IMPORTANT NEWS: National Electric Vehicle Sweden has agreed to buy the assets of Saab Automobile and the sale is expected to be finalized during the summer.

Tuesday, December 6, 2011

Mudslinging news

The past weekend we got reports that Saab's parent company Swedish Automobile and Chinese vehicle manufacturer Zhejiang Youngman Lotus Automobile have reached a new agreement for Saab which also involves a Chinese bank, where Swedish Automobile keeps the majority in Saab while the Chinese takes a minority stake. But this deal was done without the consent of the court appointed adminsitrator of the Saab reconstruction, Mr. Guy Lofalk. Lofalk has had his own plans for Saab. Plans which excludeds Saab's current owners.

And now Saab current owner Swedish Automobile asks the administrator Guy Lofalk to stop meddling in the ownership issue or else he will be replaced. And Lofalk responds by telling Swedish Automobile to come up with the money to pay the November wages for the Saab eomployees or else he will take the neccesary steps to end the reconstruction.

Lars Holmqvist, who is head of the European Association of Automotive Suppliers, is also fed up with Lofalk's meddling:

"What I hear from Victor Muller, what I reads in the newspapers and what I hear from our industry, he (Lofalk) has acted like he's either was the owner of the company or that he was the liquidator of the company, and none of it is the case.

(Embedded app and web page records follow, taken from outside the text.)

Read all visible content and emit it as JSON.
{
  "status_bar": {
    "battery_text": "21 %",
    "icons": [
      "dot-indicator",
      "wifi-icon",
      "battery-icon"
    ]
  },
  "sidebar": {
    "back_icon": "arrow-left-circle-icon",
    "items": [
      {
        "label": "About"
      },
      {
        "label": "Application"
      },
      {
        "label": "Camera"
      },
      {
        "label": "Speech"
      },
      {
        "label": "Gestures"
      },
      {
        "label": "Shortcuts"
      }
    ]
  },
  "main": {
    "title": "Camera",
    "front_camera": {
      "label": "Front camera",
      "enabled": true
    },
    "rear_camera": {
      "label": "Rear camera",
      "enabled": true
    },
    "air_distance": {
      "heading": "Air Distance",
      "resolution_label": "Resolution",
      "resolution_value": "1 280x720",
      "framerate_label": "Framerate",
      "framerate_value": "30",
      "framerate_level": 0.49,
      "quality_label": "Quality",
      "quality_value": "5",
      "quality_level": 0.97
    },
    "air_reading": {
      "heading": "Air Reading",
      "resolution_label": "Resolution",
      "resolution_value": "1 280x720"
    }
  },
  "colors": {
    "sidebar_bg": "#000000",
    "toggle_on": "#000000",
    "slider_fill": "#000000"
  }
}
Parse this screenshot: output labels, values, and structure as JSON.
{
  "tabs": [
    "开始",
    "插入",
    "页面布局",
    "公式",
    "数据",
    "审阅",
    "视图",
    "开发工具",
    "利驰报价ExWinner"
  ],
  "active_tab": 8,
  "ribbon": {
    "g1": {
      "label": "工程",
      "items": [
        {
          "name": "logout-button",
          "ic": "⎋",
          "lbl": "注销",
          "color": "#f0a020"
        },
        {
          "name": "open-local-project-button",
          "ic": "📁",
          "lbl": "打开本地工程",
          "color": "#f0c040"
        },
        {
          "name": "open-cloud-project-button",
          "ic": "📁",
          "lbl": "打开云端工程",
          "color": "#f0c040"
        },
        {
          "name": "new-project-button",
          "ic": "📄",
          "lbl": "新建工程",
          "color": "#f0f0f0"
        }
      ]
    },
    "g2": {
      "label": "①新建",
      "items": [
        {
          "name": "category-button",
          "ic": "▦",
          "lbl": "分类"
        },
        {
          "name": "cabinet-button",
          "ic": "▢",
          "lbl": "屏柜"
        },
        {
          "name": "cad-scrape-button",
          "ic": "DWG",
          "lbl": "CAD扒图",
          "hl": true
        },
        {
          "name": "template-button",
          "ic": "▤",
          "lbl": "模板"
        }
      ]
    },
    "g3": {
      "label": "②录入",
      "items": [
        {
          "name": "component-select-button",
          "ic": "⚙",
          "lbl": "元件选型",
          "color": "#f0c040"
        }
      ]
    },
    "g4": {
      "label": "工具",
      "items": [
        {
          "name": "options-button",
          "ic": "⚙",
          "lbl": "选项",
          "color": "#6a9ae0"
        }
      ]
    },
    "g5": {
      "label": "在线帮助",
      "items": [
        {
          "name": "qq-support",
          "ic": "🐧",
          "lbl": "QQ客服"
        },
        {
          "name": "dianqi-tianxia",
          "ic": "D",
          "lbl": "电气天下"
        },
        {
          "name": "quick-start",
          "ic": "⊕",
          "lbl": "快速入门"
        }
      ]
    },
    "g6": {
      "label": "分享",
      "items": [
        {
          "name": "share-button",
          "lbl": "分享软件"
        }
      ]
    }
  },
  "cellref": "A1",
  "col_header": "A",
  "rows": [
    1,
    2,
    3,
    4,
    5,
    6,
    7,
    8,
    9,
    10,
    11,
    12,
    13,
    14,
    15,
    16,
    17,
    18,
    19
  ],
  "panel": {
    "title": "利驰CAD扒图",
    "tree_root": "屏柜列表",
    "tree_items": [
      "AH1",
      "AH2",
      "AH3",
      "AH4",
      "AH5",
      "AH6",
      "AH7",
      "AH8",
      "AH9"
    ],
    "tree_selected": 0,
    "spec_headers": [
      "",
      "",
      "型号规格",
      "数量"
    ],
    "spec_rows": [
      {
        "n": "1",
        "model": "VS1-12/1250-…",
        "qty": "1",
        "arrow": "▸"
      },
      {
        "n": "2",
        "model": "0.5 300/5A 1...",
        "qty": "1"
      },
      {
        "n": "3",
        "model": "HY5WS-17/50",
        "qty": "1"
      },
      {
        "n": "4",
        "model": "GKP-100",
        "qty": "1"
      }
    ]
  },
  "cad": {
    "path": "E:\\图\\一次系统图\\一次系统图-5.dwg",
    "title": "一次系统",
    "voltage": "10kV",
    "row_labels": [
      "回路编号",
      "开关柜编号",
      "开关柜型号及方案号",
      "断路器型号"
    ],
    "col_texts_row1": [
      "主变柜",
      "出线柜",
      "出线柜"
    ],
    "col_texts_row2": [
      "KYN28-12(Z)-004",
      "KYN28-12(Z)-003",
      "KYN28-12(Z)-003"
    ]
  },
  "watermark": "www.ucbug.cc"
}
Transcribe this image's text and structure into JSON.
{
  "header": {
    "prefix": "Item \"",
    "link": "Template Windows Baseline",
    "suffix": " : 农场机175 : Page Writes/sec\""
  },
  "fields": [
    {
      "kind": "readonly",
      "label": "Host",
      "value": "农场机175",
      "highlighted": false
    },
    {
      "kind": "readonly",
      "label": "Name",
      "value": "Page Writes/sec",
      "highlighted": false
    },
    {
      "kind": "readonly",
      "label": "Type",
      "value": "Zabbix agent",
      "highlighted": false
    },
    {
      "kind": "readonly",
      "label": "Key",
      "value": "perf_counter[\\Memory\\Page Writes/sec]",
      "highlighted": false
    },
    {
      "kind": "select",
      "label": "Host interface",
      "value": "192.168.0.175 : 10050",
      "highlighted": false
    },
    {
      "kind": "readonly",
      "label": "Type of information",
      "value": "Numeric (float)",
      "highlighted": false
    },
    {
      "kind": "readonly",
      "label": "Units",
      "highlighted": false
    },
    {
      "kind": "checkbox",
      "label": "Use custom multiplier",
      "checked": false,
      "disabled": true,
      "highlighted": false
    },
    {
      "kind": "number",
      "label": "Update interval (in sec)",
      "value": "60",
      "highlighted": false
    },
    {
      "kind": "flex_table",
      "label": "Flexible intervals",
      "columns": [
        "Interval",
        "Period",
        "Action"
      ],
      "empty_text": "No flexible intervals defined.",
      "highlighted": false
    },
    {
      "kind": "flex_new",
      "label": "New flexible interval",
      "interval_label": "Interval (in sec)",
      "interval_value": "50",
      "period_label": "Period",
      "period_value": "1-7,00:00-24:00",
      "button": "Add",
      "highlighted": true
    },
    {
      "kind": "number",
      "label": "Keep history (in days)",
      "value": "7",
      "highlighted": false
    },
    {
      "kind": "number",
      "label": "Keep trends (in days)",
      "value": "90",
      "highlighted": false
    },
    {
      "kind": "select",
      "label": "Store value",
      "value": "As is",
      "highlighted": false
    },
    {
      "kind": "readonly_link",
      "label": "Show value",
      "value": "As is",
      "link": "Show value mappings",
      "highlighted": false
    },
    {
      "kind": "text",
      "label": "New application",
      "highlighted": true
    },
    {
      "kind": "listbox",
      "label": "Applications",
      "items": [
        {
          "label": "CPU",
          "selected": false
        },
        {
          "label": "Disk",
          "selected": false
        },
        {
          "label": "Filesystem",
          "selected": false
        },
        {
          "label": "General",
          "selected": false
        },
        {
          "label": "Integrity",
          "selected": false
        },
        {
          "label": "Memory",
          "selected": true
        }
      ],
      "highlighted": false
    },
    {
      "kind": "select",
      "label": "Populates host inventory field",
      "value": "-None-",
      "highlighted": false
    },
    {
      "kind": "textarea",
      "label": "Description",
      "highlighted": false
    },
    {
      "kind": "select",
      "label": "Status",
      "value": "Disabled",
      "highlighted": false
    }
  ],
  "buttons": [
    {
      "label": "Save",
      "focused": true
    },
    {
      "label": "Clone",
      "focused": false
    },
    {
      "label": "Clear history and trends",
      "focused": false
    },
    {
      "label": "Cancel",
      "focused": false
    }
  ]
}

To act on his own in his role as the administrator to interfere with sensitive business solutions only shows that he has misunderstood his role and he does not have a clue how to handle these things in our industry," Lars Holmqvist told Swedish Radio P4 Väst.

It is very apparent that there is a struggle for power in Saab.

In China Mr. Pang Qinghua of the Chinese vehicle distributor Pang Da Automobile Trade Co, which at one point was part of the deal to buy Saab, is obviously upset that he is no longer a part of the deal.

"It's ridiculous that a State-owned bank would enter the manufacturing industry as a shareholder," Pang was quoted on Monday.

"Pang Da's replacement by a Chinese bank in the Saab deal is not true. I have confirmed it with Ministry of Commerce and the National Development and Reform Commission," Pang said.

In a statement later Pang Da was more mild: "China's Pang Da Automobile Trade Co will continue talks with various parties including Saab on plans to invest in the crisis-hit Swedish carmaker." And continued "In principle, we would not oppose any plan that would be good for Saab's restructuring and help it out of the current plight."

But is it ridiculous that a bank might enter the field? Not everybody worth listening to in China thinks so.

"it's possible for a small or medium-sized Chinese bank to get in on the act, using foreign currency to purchase the stake and then transferring the shares to Chinese investors after the acquisition. A bank would find it easier to get the green light from the State Administration of Foreign Exchange for the financing of the investment," Guo Tianyong, an economist at the Central University of Finance and Economics in Beijing, said.

But that would of course only bring up the issue with change of ownership yet another time and General Motors would once again possible say no.